[Interface dataset entries]
————

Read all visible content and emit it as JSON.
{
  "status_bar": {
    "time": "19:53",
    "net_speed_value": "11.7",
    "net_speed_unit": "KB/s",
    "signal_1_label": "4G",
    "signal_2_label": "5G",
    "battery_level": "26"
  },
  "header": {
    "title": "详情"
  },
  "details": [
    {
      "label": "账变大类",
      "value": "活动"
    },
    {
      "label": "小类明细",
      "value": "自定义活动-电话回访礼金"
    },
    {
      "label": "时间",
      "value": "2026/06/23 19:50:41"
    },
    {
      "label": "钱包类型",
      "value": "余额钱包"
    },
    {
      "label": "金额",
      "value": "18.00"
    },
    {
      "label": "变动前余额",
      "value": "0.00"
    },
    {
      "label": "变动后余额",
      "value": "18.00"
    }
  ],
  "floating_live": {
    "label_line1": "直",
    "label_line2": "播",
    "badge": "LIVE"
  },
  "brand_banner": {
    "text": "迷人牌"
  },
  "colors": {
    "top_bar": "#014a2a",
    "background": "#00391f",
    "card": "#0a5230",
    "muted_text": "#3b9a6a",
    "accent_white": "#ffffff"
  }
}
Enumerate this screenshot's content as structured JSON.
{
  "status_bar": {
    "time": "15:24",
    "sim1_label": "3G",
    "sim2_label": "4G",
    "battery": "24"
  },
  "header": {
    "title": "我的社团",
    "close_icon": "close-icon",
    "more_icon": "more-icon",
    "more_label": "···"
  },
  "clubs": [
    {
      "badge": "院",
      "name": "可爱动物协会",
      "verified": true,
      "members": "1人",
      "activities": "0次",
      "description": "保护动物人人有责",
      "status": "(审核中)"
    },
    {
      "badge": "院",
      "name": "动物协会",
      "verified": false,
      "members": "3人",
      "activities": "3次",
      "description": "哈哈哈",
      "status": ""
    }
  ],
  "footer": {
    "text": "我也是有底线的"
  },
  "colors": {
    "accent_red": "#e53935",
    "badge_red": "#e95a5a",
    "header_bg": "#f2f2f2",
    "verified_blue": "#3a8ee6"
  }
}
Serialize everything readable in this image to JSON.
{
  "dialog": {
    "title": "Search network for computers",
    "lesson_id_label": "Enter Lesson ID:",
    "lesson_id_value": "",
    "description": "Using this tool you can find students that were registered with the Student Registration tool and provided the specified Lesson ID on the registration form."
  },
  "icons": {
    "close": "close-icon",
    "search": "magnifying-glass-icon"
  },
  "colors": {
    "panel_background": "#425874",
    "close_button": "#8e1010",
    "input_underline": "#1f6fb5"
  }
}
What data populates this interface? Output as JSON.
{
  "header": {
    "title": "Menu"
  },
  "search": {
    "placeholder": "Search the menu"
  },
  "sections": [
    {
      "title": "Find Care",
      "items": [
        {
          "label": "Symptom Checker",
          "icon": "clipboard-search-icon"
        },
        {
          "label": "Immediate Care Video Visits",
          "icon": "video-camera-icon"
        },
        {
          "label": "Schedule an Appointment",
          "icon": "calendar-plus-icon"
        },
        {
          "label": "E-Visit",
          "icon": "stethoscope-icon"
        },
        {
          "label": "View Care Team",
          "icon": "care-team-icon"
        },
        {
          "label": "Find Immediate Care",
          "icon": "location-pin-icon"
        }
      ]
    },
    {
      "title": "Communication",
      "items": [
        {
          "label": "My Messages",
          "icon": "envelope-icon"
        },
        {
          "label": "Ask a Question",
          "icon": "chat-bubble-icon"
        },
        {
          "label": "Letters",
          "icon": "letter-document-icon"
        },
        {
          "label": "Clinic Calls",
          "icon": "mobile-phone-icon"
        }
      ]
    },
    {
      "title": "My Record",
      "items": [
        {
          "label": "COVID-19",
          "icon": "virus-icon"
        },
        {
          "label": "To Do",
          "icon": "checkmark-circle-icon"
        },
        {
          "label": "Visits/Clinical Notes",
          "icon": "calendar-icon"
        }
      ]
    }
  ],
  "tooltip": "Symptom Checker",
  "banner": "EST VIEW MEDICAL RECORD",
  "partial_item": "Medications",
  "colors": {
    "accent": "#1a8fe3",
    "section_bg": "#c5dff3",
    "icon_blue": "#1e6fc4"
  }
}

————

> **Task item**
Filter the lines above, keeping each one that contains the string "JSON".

> **Written solution**
Read all visible content and emit it as JSON.
Enumerate this screenshot's content as structured JSON.
Serialize everything readable in this image to JSON.
What data populates this interface? Output as JSON.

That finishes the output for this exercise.